Gather all lines in the records below that include the word "checked".

● ● ● ● ●

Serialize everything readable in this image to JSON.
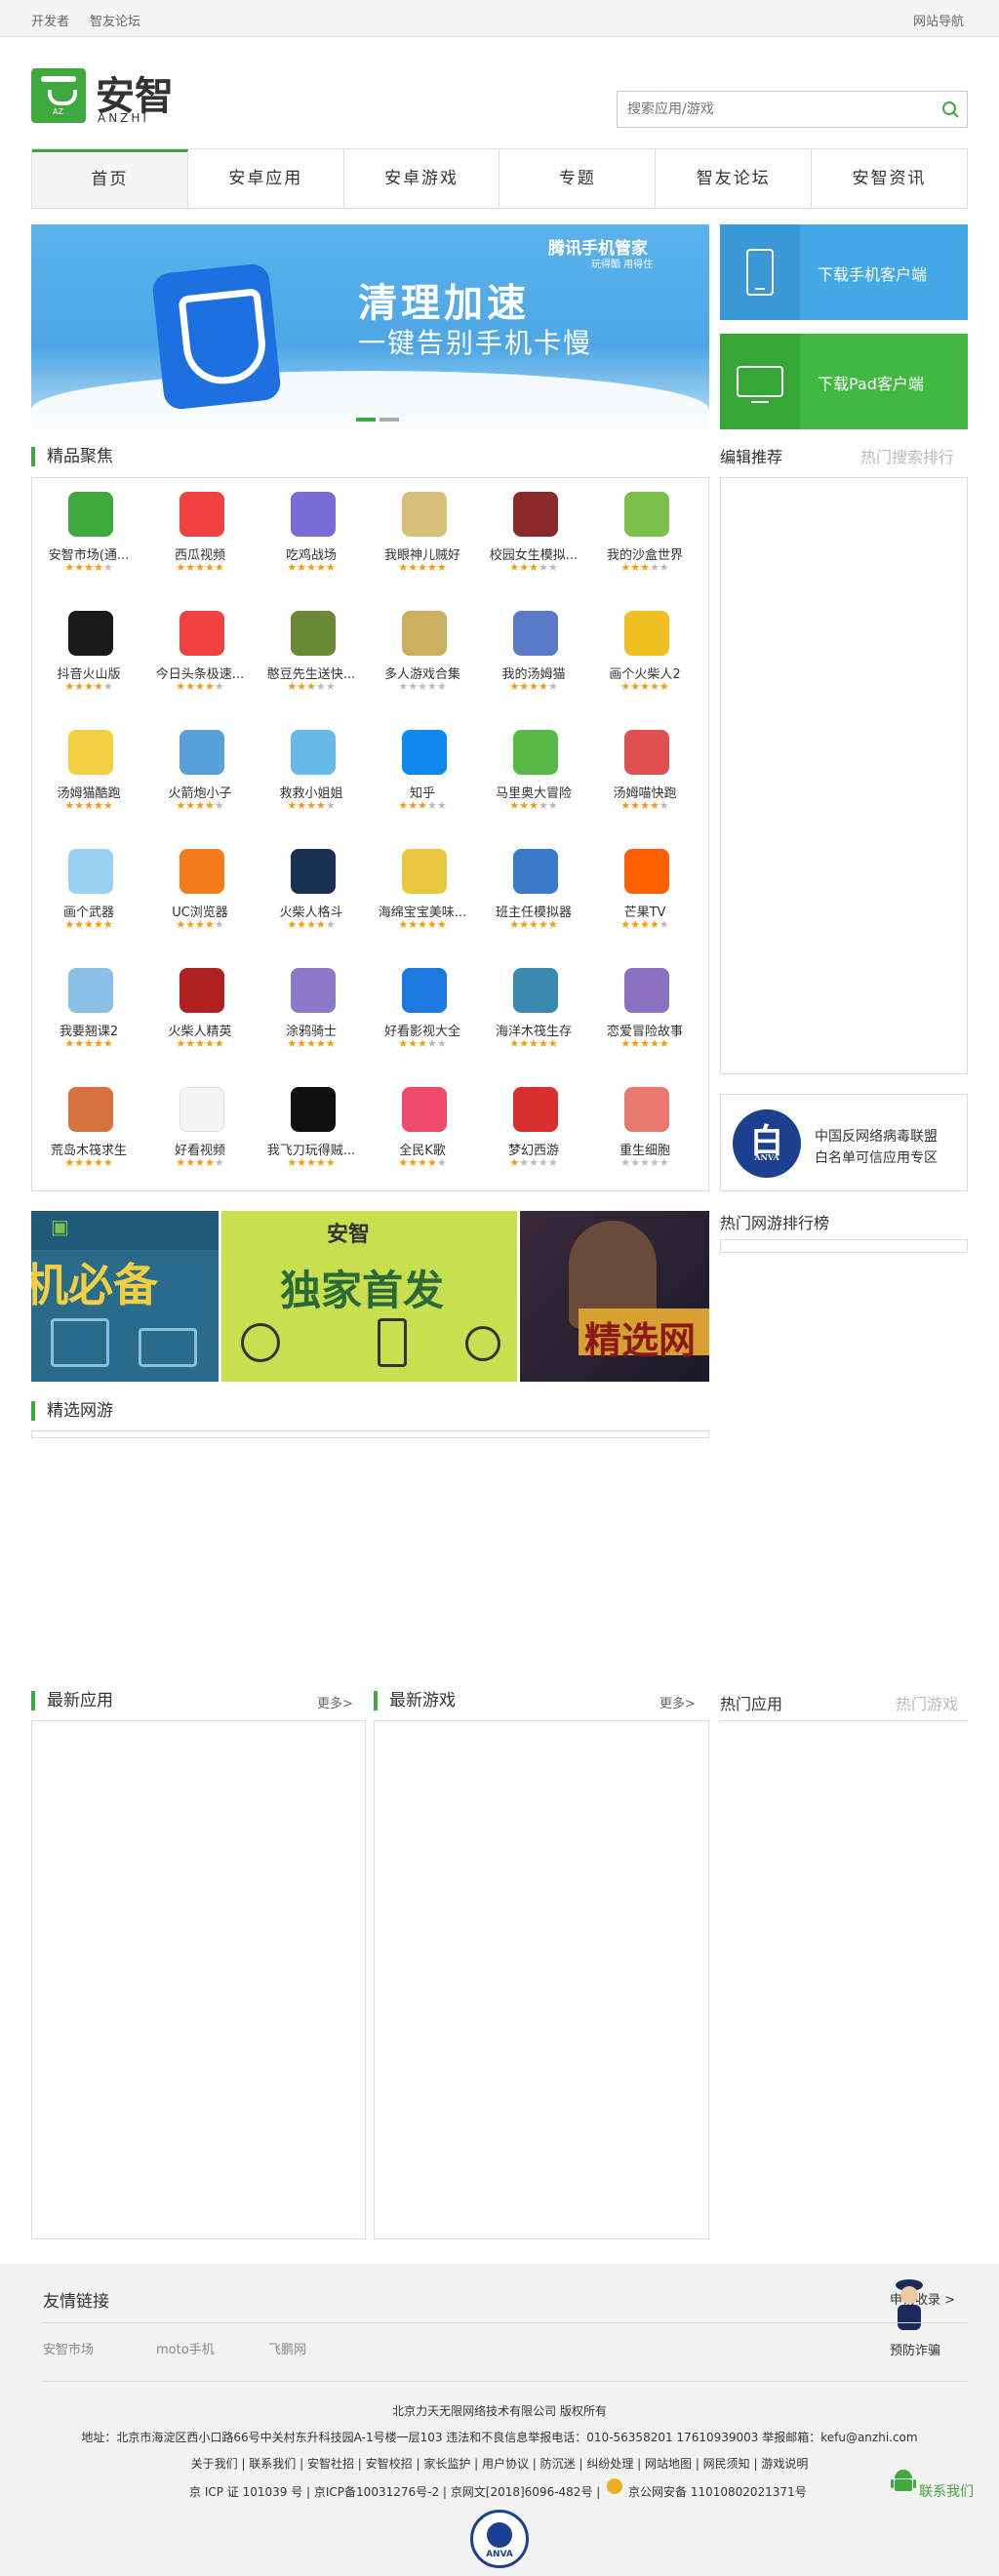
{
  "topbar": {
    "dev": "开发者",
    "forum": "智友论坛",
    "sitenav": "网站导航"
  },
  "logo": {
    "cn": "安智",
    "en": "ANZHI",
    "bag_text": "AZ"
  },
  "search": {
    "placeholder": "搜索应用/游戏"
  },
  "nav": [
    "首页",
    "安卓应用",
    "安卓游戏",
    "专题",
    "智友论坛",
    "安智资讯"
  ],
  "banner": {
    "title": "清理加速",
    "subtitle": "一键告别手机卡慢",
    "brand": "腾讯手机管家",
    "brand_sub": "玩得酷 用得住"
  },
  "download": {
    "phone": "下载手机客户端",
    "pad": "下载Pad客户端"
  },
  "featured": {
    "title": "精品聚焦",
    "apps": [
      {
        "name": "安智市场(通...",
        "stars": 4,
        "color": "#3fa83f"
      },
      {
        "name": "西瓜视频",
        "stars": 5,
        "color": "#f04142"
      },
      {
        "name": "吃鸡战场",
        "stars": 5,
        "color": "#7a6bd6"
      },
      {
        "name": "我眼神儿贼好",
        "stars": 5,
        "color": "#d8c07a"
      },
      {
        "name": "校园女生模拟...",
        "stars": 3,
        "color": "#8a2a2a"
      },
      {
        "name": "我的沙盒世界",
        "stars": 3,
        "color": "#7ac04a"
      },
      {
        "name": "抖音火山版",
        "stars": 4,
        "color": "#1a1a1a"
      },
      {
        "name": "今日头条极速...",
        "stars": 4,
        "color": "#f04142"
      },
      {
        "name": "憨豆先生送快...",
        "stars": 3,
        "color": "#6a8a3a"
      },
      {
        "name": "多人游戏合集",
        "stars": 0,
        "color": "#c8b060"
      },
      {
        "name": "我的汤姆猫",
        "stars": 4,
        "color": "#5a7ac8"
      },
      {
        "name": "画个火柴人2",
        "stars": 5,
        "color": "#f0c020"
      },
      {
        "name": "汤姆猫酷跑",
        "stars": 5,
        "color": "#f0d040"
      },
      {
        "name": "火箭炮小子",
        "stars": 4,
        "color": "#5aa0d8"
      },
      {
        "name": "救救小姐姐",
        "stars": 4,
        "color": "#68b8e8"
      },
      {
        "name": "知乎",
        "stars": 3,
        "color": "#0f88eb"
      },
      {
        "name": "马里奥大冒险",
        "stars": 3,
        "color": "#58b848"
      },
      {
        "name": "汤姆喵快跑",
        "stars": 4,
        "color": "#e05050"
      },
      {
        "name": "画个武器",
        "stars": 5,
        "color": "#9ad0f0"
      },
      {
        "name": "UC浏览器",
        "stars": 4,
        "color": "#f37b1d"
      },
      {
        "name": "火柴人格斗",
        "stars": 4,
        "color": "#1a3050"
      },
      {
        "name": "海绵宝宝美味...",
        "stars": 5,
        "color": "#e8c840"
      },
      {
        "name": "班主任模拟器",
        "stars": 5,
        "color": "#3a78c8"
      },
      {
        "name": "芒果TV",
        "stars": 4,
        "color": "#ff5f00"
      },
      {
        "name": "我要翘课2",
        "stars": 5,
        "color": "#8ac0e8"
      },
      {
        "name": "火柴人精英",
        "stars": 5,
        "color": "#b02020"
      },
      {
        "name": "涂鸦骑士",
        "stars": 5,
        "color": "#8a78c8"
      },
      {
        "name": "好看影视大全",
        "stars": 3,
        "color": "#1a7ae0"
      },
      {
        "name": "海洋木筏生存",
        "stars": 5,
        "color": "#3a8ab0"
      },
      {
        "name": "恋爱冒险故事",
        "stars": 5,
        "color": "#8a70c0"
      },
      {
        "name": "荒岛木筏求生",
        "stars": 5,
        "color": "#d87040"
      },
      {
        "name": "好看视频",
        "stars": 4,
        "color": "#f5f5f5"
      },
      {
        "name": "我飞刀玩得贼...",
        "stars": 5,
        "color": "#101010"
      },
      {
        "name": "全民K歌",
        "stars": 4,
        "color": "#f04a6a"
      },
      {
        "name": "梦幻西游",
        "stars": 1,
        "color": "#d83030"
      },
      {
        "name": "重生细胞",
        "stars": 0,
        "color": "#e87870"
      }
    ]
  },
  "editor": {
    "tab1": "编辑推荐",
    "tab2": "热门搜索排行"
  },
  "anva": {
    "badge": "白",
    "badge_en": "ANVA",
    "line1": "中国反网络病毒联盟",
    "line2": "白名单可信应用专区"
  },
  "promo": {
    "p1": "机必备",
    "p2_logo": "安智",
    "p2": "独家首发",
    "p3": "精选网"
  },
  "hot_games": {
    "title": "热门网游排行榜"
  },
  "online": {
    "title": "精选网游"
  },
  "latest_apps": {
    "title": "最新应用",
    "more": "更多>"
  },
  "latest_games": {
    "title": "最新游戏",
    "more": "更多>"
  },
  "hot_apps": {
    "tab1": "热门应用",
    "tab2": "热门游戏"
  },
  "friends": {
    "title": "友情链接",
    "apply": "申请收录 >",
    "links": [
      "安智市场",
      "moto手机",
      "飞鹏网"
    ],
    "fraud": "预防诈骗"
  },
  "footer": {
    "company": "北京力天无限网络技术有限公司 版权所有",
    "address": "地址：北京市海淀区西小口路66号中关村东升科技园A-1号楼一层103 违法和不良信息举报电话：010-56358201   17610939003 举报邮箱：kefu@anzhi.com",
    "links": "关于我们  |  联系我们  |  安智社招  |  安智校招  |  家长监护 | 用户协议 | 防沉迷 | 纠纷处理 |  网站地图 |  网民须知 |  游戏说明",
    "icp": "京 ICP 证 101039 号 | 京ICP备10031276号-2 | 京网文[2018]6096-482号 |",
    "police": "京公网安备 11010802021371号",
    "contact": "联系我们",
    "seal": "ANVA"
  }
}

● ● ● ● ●

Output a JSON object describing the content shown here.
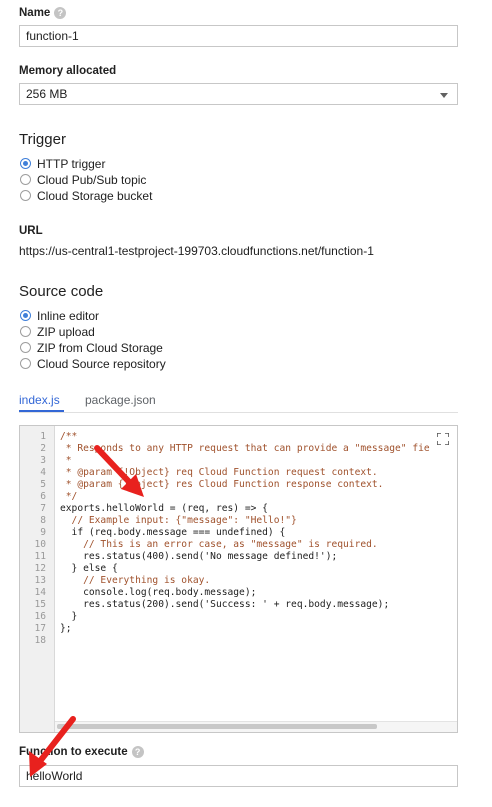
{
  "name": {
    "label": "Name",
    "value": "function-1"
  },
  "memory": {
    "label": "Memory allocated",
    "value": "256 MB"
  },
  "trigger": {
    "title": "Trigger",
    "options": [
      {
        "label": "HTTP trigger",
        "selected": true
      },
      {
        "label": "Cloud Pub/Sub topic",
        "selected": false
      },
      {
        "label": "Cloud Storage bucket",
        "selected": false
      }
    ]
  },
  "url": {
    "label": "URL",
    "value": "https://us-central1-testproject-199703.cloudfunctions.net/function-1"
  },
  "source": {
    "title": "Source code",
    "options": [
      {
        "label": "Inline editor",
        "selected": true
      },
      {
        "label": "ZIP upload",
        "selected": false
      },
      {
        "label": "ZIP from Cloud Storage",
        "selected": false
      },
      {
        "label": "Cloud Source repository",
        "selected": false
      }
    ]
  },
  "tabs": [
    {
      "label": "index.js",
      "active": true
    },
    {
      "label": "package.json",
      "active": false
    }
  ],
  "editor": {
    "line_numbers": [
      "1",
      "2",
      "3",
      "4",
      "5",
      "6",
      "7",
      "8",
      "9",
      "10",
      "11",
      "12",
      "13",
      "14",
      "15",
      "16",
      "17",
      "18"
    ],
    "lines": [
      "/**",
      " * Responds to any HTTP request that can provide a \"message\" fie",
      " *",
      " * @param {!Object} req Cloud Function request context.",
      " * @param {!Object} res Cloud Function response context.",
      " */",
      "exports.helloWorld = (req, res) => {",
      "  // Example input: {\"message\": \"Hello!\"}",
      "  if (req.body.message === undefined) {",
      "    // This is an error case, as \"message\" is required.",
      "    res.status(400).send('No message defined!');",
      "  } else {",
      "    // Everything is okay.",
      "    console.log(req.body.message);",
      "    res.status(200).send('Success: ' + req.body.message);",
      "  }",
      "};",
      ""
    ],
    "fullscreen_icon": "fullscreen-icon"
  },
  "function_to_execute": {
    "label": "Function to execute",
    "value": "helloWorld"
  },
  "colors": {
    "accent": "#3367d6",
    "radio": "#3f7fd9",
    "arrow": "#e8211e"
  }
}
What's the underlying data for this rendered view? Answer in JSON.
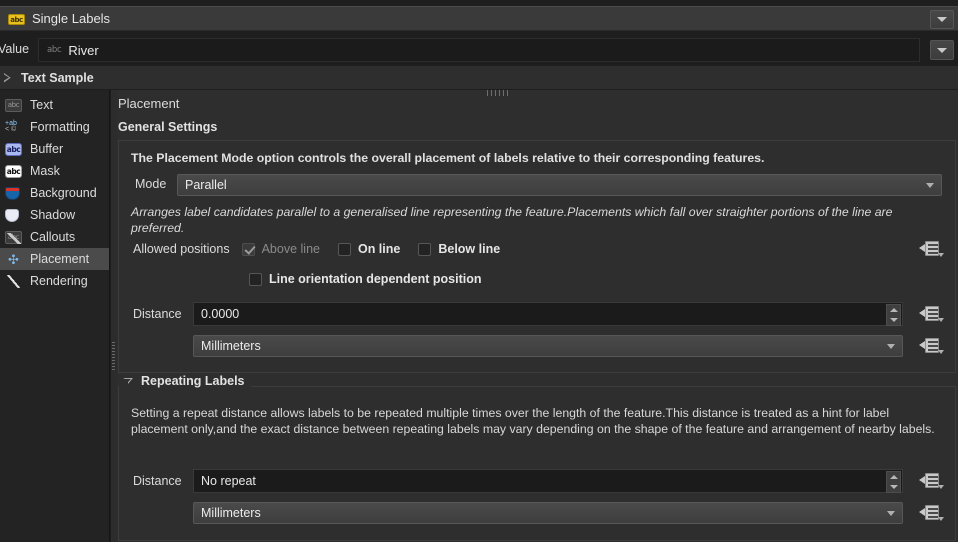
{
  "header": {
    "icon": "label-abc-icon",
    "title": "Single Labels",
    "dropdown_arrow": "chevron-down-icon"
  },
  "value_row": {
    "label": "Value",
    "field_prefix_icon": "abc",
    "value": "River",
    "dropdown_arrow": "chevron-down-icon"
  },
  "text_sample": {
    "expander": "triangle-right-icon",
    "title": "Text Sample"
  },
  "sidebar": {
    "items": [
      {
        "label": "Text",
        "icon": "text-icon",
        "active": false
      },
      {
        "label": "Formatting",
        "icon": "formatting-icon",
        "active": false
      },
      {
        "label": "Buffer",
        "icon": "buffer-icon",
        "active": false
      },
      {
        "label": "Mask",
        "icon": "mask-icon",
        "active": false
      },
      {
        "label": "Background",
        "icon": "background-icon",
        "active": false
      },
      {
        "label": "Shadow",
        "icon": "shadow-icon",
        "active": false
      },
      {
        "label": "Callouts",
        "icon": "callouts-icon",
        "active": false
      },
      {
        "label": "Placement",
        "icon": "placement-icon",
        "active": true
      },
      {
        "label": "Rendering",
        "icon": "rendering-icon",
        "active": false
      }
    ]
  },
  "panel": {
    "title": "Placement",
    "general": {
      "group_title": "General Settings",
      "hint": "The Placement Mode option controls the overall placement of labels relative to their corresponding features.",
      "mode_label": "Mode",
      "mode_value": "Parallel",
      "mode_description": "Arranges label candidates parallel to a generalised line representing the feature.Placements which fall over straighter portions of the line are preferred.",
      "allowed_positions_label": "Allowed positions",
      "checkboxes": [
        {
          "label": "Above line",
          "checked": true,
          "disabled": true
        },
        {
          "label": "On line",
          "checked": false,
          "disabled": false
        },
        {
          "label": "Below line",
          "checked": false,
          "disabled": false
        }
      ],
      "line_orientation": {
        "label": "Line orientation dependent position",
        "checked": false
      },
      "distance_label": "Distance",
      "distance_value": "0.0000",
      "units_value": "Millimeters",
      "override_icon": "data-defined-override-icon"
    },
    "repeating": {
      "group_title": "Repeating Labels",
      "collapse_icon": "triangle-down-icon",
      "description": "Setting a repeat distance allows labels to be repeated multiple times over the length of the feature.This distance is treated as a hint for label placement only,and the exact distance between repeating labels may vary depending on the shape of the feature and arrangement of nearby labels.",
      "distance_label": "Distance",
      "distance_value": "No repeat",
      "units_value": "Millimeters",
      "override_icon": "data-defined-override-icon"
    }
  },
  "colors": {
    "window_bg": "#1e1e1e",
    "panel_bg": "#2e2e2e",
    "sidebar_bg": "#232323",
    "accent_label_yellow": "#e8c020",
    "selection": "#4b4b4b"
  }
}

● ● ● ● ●

# OUTPUT OF THE TASK
          "checked": true,
          "checked": false,
          "checked": false,
        "checked": false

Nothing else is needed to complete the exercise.